The information gleaned from our discussions was enough to make me get some loaner time with some devices, and that was enough to have a few clinical cases pique my interest.
Here is one:
In the ICU at Scarborough General in Toronto, I admit a lady with urosepsis on a stone-obstructed hydronephrosis. We get urology to slip in a double J, but she is still very norepinephrine-dependant. She isn’t intubated, lactate about 5 and on high doses of norepi to maintain MAP 60-65. Extremities are cold and mottled and there is mottling up to the thighs. She is awake and communicating. Over the next hour or so lactate rises to 5.5. I’m not liking this.
I put on the NIRS monitor with a cerebral lead and one on the thigh. They both read in the 50’s, somewhat suboptimal.
Bedside US reveals a good sized IVC with little variation. She’s well filled. Her LVEF is 50-60%, her RV is dynamic and with a normal RV/LV ratio. The hydronephrosis is improved on the affected side.
So I have a patient who’s adequately preloaded, without obstructive or systolic failure, who is on very high doses of norepinephrine with a rising lactate, despite source control and antibiotics. However, she doesn’t “look” that bad aside from the cold and blueish extremities…
So I decrease the norepinephrine. Systolic BP drops to 80…but…cerebral NIRS and tissue NIRS rise…now in the high 50’s. Patient remains awake and communicating. Drop norepinephrine some more. Systolic 75. Cerebral NIRS 62%, tissue 61%. Systolic 70. Cerebral 59%, tissue 57%. Back up to 75%. NIRS back up. I finally settle on 75-80 systolic. NIRS settles in low 60’s. An hour later, lactate is 4, two hours later 2.5, then normalizes. Over that time span, the mottling gradually resolves and the urine output picks up. By the next morning she is off norepinephrine, and her BP sits around systolic 85-90 on its own. Turns out her usual BP is in the low 100’s.
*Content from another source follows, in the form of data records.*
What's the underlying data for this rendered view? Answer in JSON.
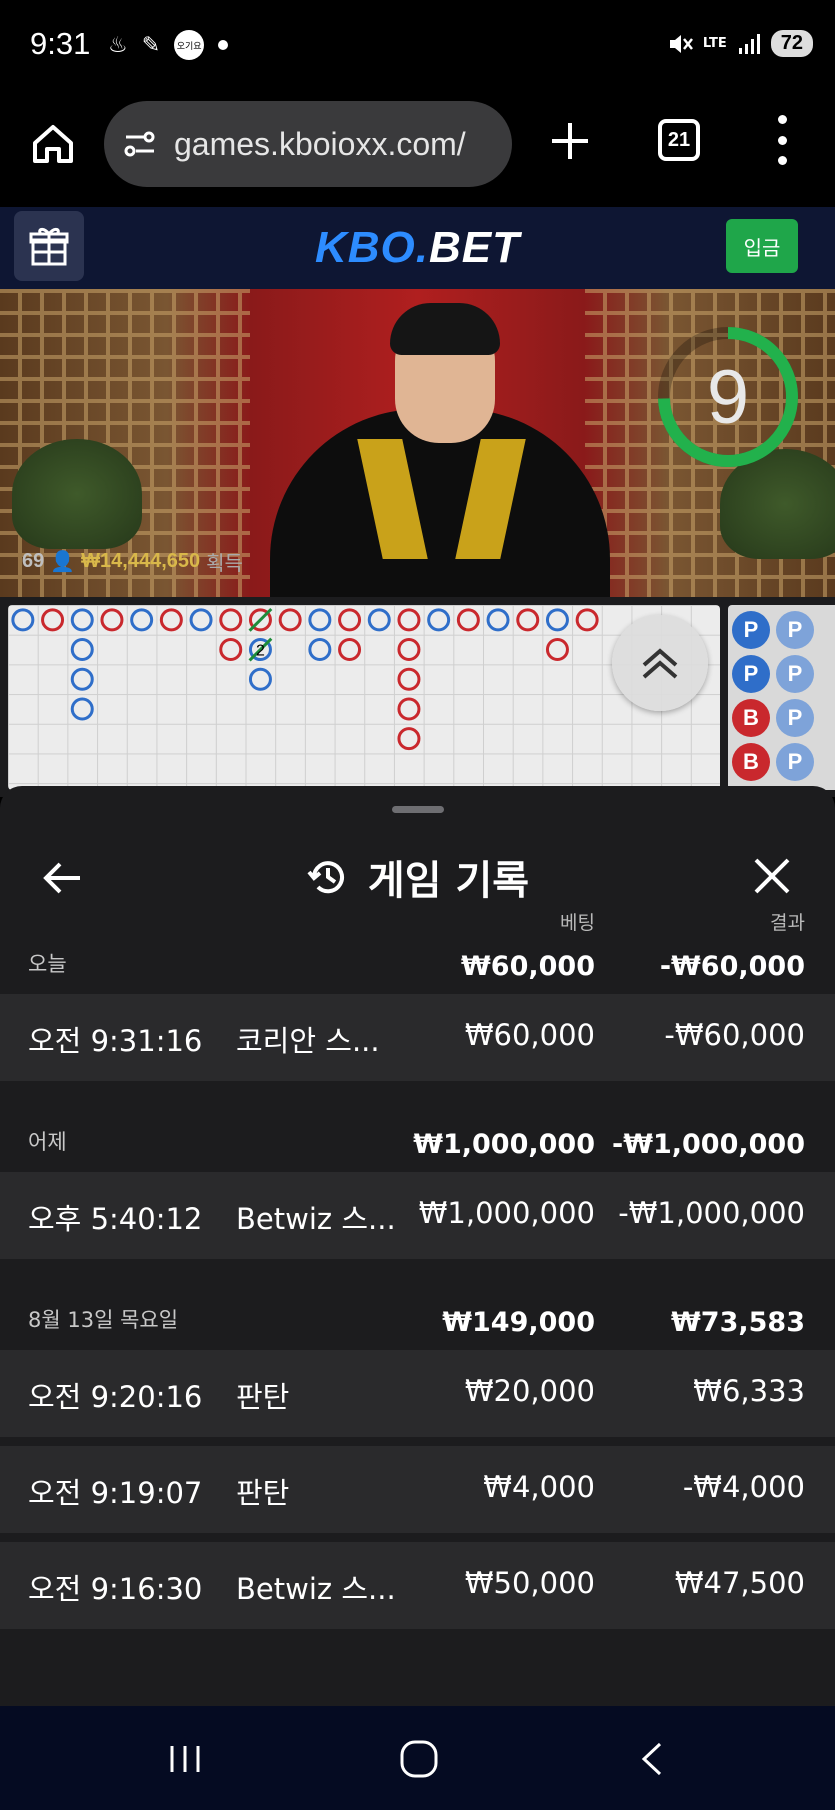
{
  "status_bar": {
    "time": "9:31",
    "notif_badge": "오기요",
    "network": "LTE",
    "battery": "72",
    "icons": [
      "fire-icon",
      "crown-icon",
      "app-badge-icon",
      "dot-icon",
      "mute-icon",
      "lte-icon",
      "signal-icon",
      "battery-icon"
    ]
  },
  "browser": {
    "url": "games.kboioxx.com/",
    "tab_count": "21"
  },
  "site_header": {
    "logo_kbo": "KBO.",
    "logo_bet": "BET",
    "deposit_label": "입금"
  },
  "live": {
    "timer_value": "9",
    "player_count": "69",
    "win_amount": "₩14,444,650",
    "win_label": "획득"
  },
  "road": {
    "prediction_labels": [
      "P",
      "P",
      "P",
      "P",
      "B",
      "P",
      "B",
      "P"
    ],
    "tie_count": "2"
  },
  "sheet": {
    "title": "게임 기록",
    "col_bet": "베팅",
    "col_result": "결과",
    "groups": [
      {
        "label": "오늘",
        "bet_total": "₩60,000",
        "result_total": "-₩60,000",
        "records": [
          {
            "time": "오전 9:31:16",
            "game": "코리안 스...",
            "bet": "₩60,000",
            "result": "-₩60,000"
          }
        ]
      },
      {
        "label": "어제",
        "bet_total": "₩1,000,000",
        "result_total": "-₩1,000,000",
        "records": [
          {
            "time": "오후 5:40:12",
            "game": "Betwiz 스...",
            "bet": "₩1,000,000",
            "result": "-₩1,000,000"
          }
        ]
      },
      {
        "label": "8월 13일 목요일",
        "bet_total": "₩149,000",
        "result_total": "₩73,583",
        "records": [
          {
            "time": "오전 9:20:16",
            "game": "판탄",
            "bet": "₩20,000",
            "result": "₩6,333"
          },
          {
            "time": "오전 9:19:07",
            "game": "판탄",
            "bet": "₩4,000",
            "result": "-₩4,000"
          },
          {
            "time": "오전 9:16:30",
            "game": "Betwiz 스...",
            "bet": "₩50,000",
            "result": "₩47,500"
          }
        ]
      }
    ]
  },
  "colors": {
    "accent_blue": "#2d8cff",
    "deposit_green": "#1fa64a",
    "banker_red": "#c9282d",
    "player_blue": "#2f6ec9",
    "timer_green": "#22b14c"
  }
}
I’m not sure how long – without the reassurance of improved tissue saturation – I would have been able to tolerate systolic BPs in the 70’s. Remember that lactate takes time to clear and urine takes time to make.
So this case reinforced my belief that not every patient’s needs are best met by an MAP of 65, and that targeting this may be harmful. It isn’t hard to imagine a scenario (which I may very well have pursued at a more junior stage) where further fluid resuscitation, coupled with insistence on a BP value may have resulted in iatrogenic fluid overload or Paul Marik’s “salt water drowning” (more commonly thought of as “ARDS”) and tissue ischemia/organ dysfunction (partly related to over-vasoconstriction) and who knows what outcome could have transpired… And very possibly, a bad outcome may have been blamed on severity of illness… Food for thought.
So one definitely possible use for NIRS is to find the “sweet spot” for the BP/vasopressor relationship.
More on NIRS in Part 2 in the next week or so.